WORK REQUEST:
Where a line holds the word "neutral", copy that line from the data below.

(Records from a data collection)
== Segment start ==

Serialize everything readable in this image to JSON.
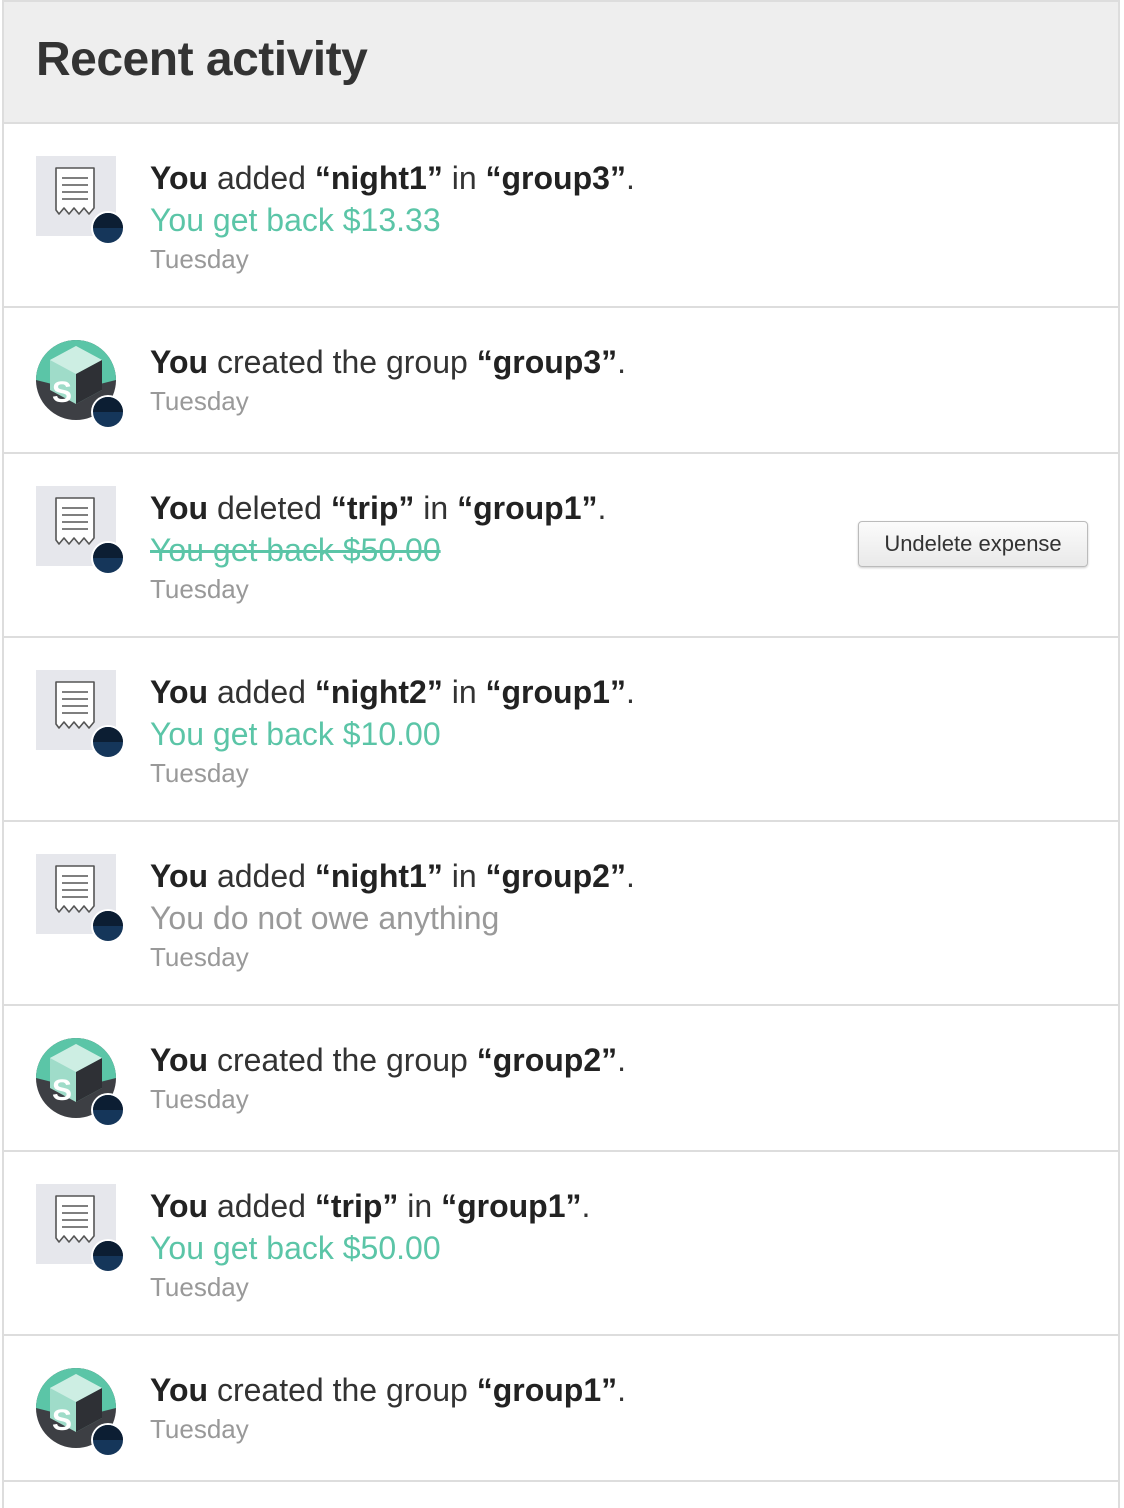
{
  "header": {
    "title": "Recent activity"
  },
  "colors": {
    "positive": "#5bc5a7",
    "neutral": "#999999",
    "text": "#333333",
    "border": "#dddddd",
    "header_bg": "#eeeeee"
  },
  "activities": [
    {
      "icon": "receipt-icon",
      "actor": "You",
      "verb": "added",
      "item": "“night1”",
      "prep": "in",
      "group": "“group3”",
      "end": ".",
      "amount": "You get back $13.33",
      "amount_style": "positive",
      "date": "Tuesday"
    },
    {
      "icon": "group-avatar-icon",
      "actor": "You",
      "verb": "created the group",
      "group": "“group3”",
      "end": ".",
      "date": "Tuesday"
    },
    {
      "icon": "receipt-icon",
      "actor": "You",
      "verb": "deleted",
      "item": "“trip”",
      "prep": "in",
      "group": "“group1”",
      "end": ".",
      "amount": "You get back $50.00",
      "amount_style": "strikethrough",
      "date": "Tuesday",
      "action_label": "Undelete expense"
    },
    {
      "icon": "receipt-icon",
      "actor": "You",
      "verb": "added",
      "item": "“night2”",
      "prep": "in",
      "group": "“group1”",
      "end": ".",
      "amount": "You get back $10.00",
      "amount_style": "positive",
      "date": "Tuesday"
    },
    {
      "icon": "receipt-icon",
      "actor": "You",
      "verb": "added",
      "item": "“night1”",
      "prep": "in",
      "group": "“group2”",
      "end": ".",
      "amount": "You do not owe anything",
      "amount_style": "neutral",
      "date": "Tuesday"
    },
    {
      "icon": "group-avatar-icon",
      "actor": "You",
      "verb": "created the group",
      "group": "“group2”",
      "end": ".",
      "date": "Tuesday"
    },
    {
      "icon": "receipt-icon",
      "actor": "You",
      "verb": "added",
      "item": "“trip”",
      "prep": "in",
      "group": "“group1”",
      "end": ".",
      "amount": "You get back $50.00",
      "amount_style": "positive",
      "date": "Tuesday"
    },
    {
      "icon": "group-avatar-icon",
      "actor": "You",
      "verb": "created the group",
      "group": "“group1”",
      "end": ".",
      "date": "Tuesday"
    }
  ]
}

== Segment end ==

REPLY TO THE TASK:
    "neutral": "#999999",
      "amount_style": "neutral",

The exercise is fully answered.